= Problem to work on =
The word "text" occurs in some lines of the listing. Copy those lines.

= Provided data =

=-=-=

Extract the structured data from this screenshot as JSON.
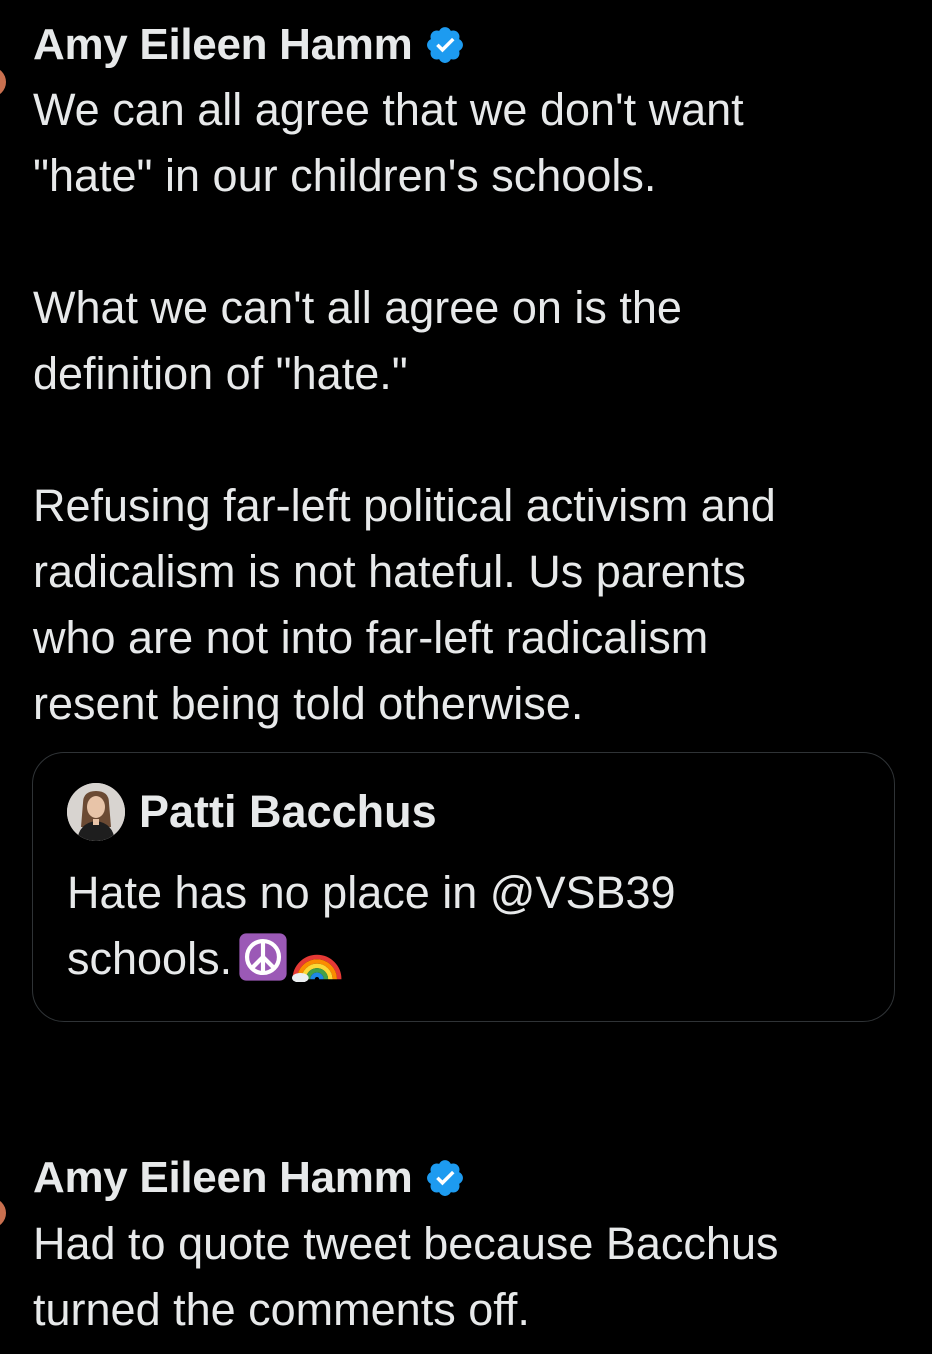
{
  "tweets": [
    {
      "author": "Amy Eileen Hamm",
      "verified": true,
      "paragraphs": [
        "We can all agree that we don't want\n\"hate\" in our children's schools.",
        "What we can't all agree on is the\ndefinition of \"hate.\"",
        "Refusing far-left political activism and\nradicalism is not hateful. Us parents\nwho are not into far-left radicalism\nresent being told otherwise."
      ],
      "quote": {
        "author": "Patti Bacchus",
        "text": "Hate has no place in @VSB39\nschools.",
        "emojis": [
          "peace-symbol-icon",
          "rainbow-icon"
        ]
      }
    },
    {
      "author": "Amy Eileen Hamm",
      "verified": true,
      "paragraphs": [
        "Had to quote tweet because Bacchus\nturned the comments off."
      ]
    }
  ],
  "colors": {
    "background": "#000000",
    "text": "#e7e9ea",
    "verified": "#1d9bf0",
    "border": "#2f3336"
  }
}
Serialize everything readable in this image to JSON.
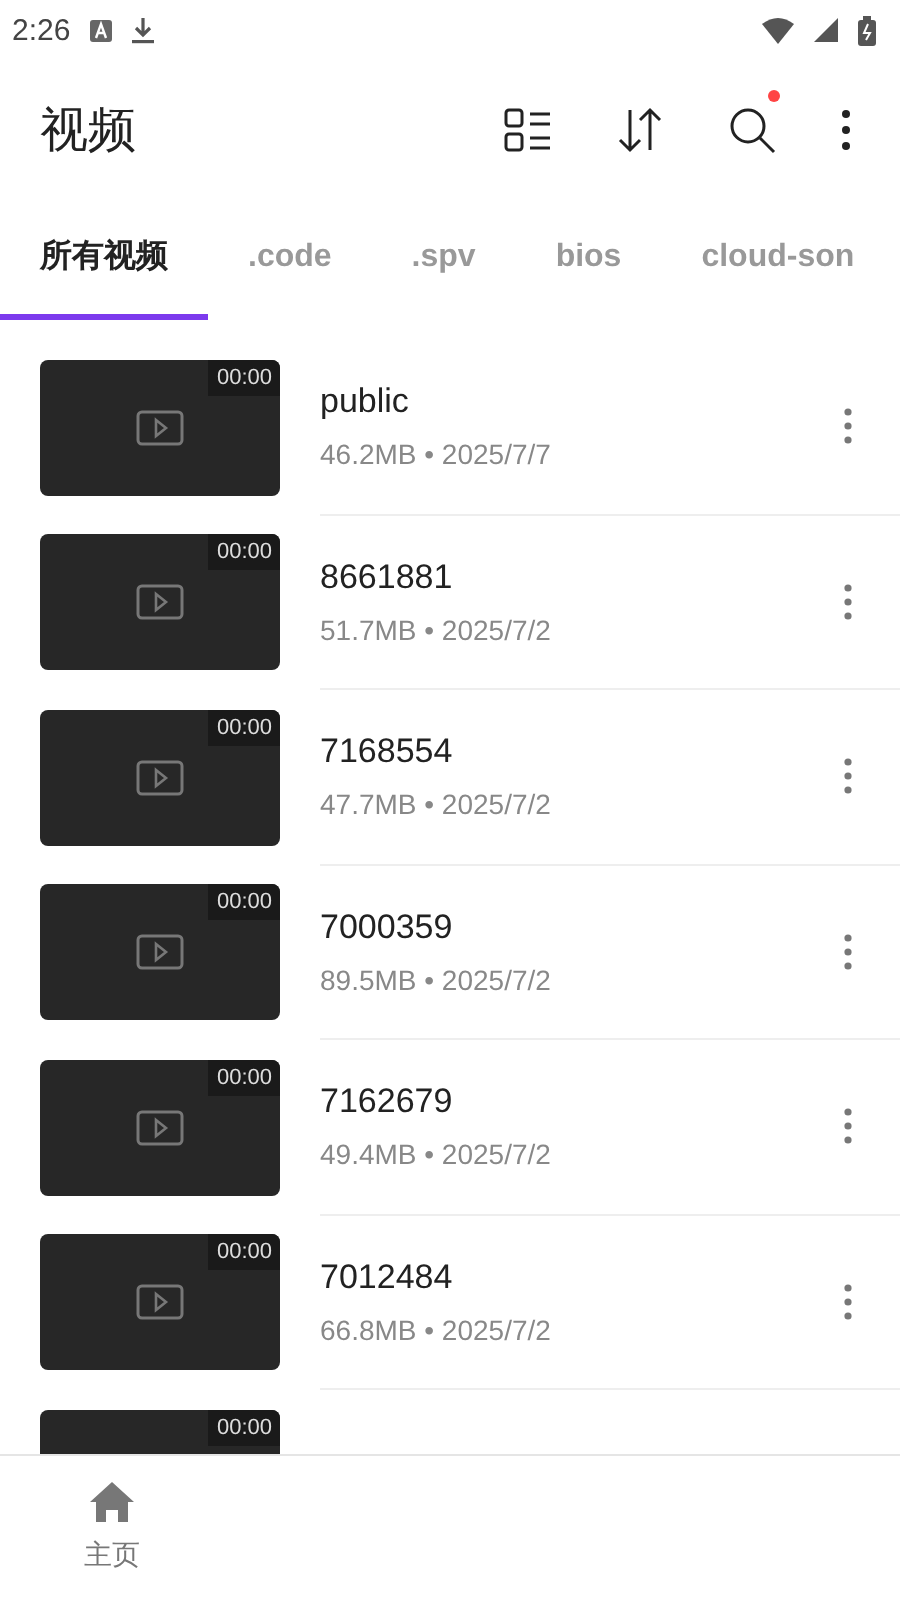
{
  "status_bar": {
    "time": "2:26"
  },
  "app_bar": {
    "title": "视频",
    "search_badge": true
  },
  "tabs": [
    {
      "label": "所有视频",
      "selected": true
    },
    {
      "label": ".code",
      "selected": false
    },
    {
      "label": ".spv",
      "selected": false
    },
    {
      "label": "bios",
      "selected": false
    },
    {
      "label": "cloud-son",
      "selected": false
    }
  ],
  "videos": [
    {
      "duration": "00:00",
      "name": "public",
      "meta": "46.2MB • 2025/7/7"
    },
    {
      "duration": "00:00",
      "name": "8661881",
      "meta": "51.7MB • 2025/7/2"
    },
    {
      "duration": "00:00",
      "name": "7168554",
      "meta": "47.7MB • 2025/7/2"
    },
    {
      "duration": "00:00",
      "name": "7000359",
      "meta": "89.5MB • 2025/7/2"
    },
    {
      "duration": "00:00",
      "name": "7162679",
      "meta": "49.4MB • 2025/7/2"
    },
    {
      "duration": "00:00",
      "name": "7012484",
      "meta": "66.8MB • 2025/7/2"
    },
    {
      "duration": "00:00"
    }
  ],
  "bottom_nav": [
    {
      "label": "主页",
      "selected": true
    }
  ]
}
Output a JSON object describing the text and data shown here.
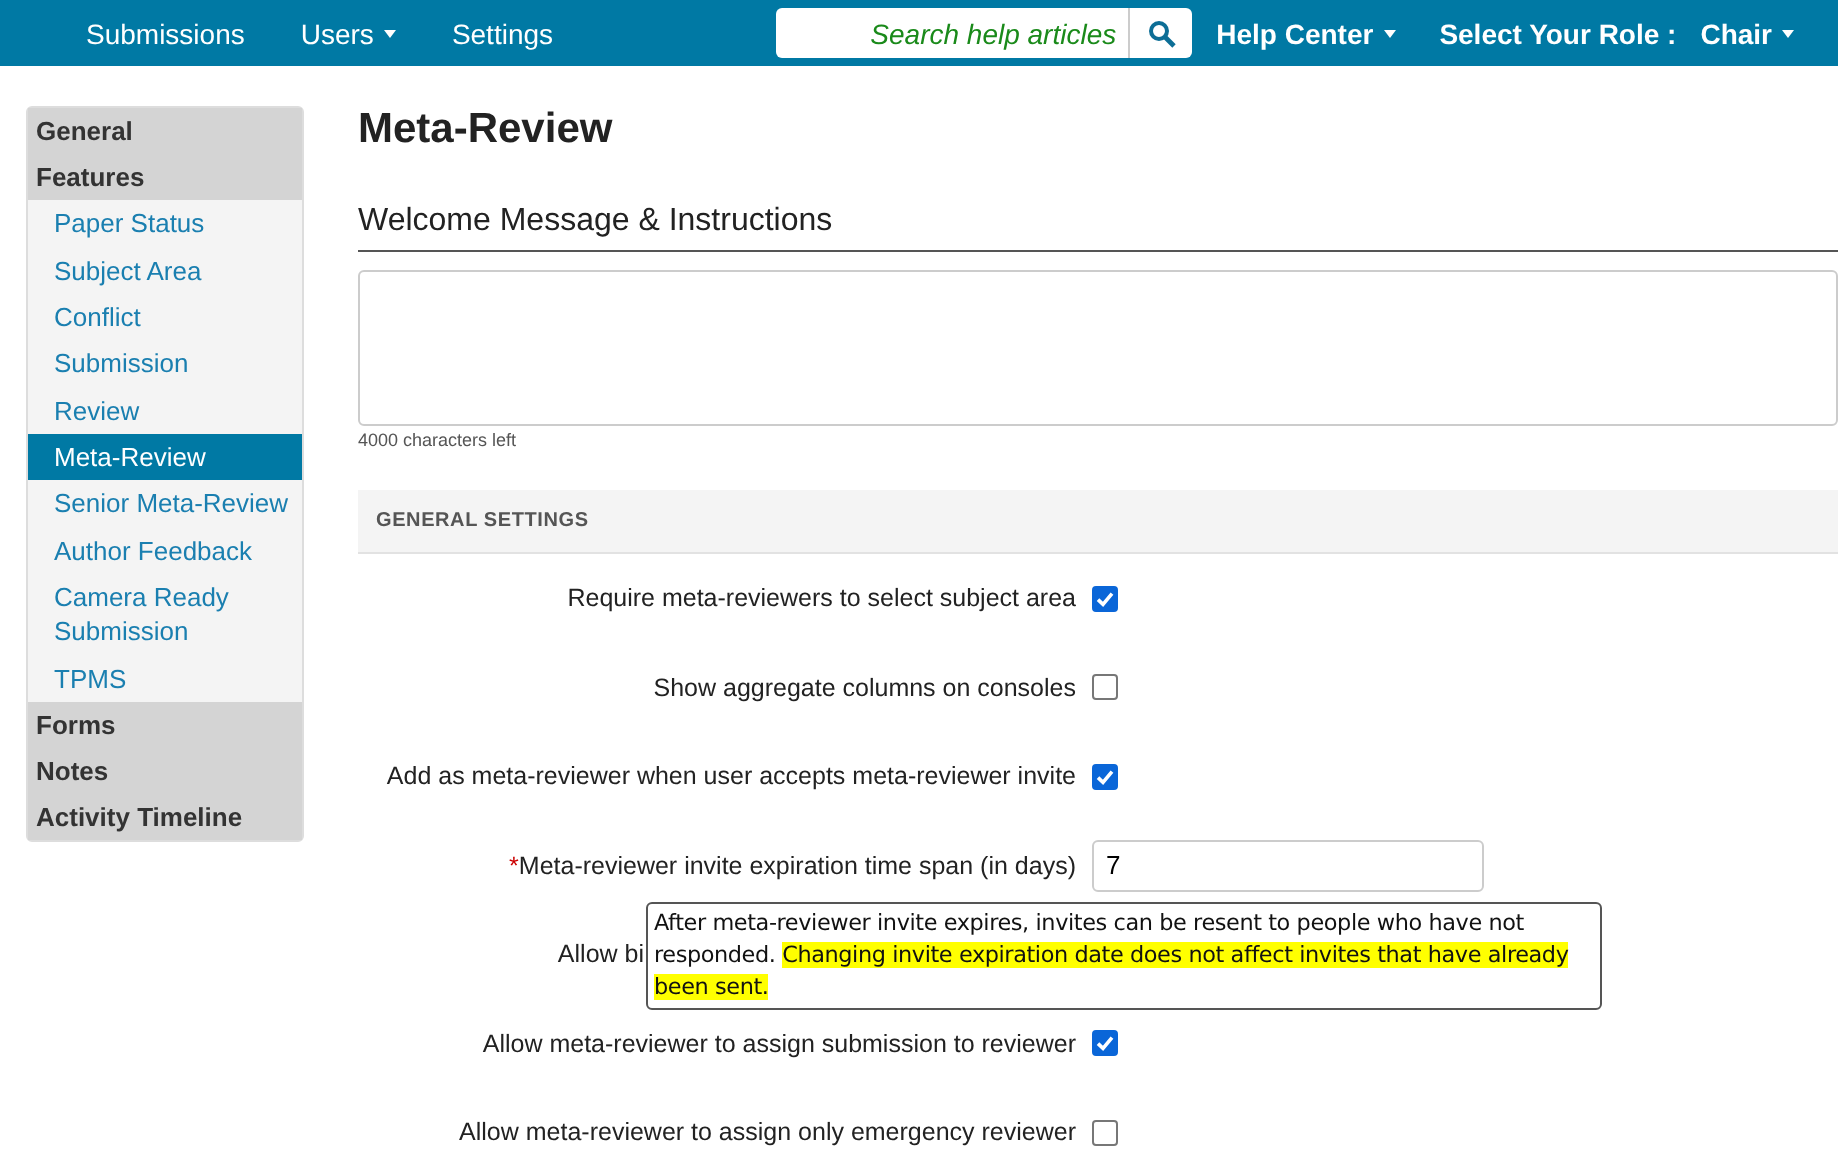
{
  "navbar": {
    "left_items": [
      {
        "label": "Submissions",
        "dropdown": false
      },
      {
        "label": "Users",
        "dropdown": true
      },
      {
        "label": "Settings",
        "dropdown": false
      }
    ],
    "search": {
      "placeholder": "Search help articles"
    },
    "right_items": [
      {
        "label": "Help Center",
        "dropdown": true
      },
      {
        "label": "Select Your Role :",
        "dropdown": false
      },
      {
        "label": "Chair",
        "dropdown": true
      }
    ]
  },
  "sidebar": {
    "items": [
      {
        "label": "General",
        "kind": "section"
      },
      {
        "label": "Features",
        "kind": "section"
      },
      {
        "label": "Paper Status",
        "kind": "link",
        "selected": false
      },
      {
        "label": "Subject Area",
        "kind": "link",
        "selected": false
      },
      {
        "label": "Conflict",
        "kind": "link",
        "selected": false
      },
      {
        "label": "Submission",
        "kind": "link",
        "selected": false
      },
      {
        "label": "Review",
        "kind": "link",
        "selected": false
      },
      {
        "label": "Meta-Review",
        "kind": "link",
        "selected": true
      },
      {
        "label": "Senior Meta-Review",
        "kind": "link",
        "selected": false
      },
      {
        "label": "Author Feedback",
        "kind": "link",
        "selected": false
      },
      {
        "label": "Camera Ready Submission",
        "kind": "link",
        "selected": false
      },
      {
        "label": "TPMS",
        "kind": "link",
        "selected": false
      },
      {
        "label": "Forms",
        "kind": "section"
      },
      {
        "label": "Notes",
        "kind": "section"
      },
      {
        "label": "Activity Timeline",
        "kind": "section"
      }
    ]
  },
  "page_title": "Meta-Review",
  "welcome": {
    "heading": "Welcome Message & Instructions",
    "counter": "4000 characters left"
  },
  "general_settings": {
    "heading": "GENERAL SETTINGS",
    "rows": [
      {
        "kind": "checkbox",
        "label": "Require meta-reviewers to select subject area",
        "checked": true
      },
      {
        "kind": "checkbox",
        "label": "Show aggregate columns on consoles",
        "checked": false
      },
      {
        "kind": "checkbox",
        "label": "Add as meta-reviewer when user accepts meta-reviewer invite",
        "checked": true
      },
      {
        "kind": "number",
        "required_mark": "*",
        "label": "Meta-reviewer invite expiration time span (in days)",
        "value": "7"
      },
      {
        "kind": "covered",
        "label": "Allow bi"
      },
      {
        "kind": "checkbox",
        "label": "Allow meta-reviewer to assign submission to reviewer",
        "checked": true
      },
      {
        "kind": "checkbox",
        "label": "Allow meta-reviewer to assign only emergency reviewer",
        "checked": false
      }
    ]
  },
  "tooltip": {
    "text": "After meta-reviewer invite expires, invites can be resent to people who have not responded.",
    "highlight": "Changing invite expiration date does not affect invites that have already been sent."
  }
}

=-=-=

= Task solution =
        "text": "Hate has no place in @VSB39\nschools.",
    "text": "#e7e9ea",
Output a JSON object describing the text and data shown here.
    "text": "After meta-reviewer invite expires, invites can be resent to people who have not responded.",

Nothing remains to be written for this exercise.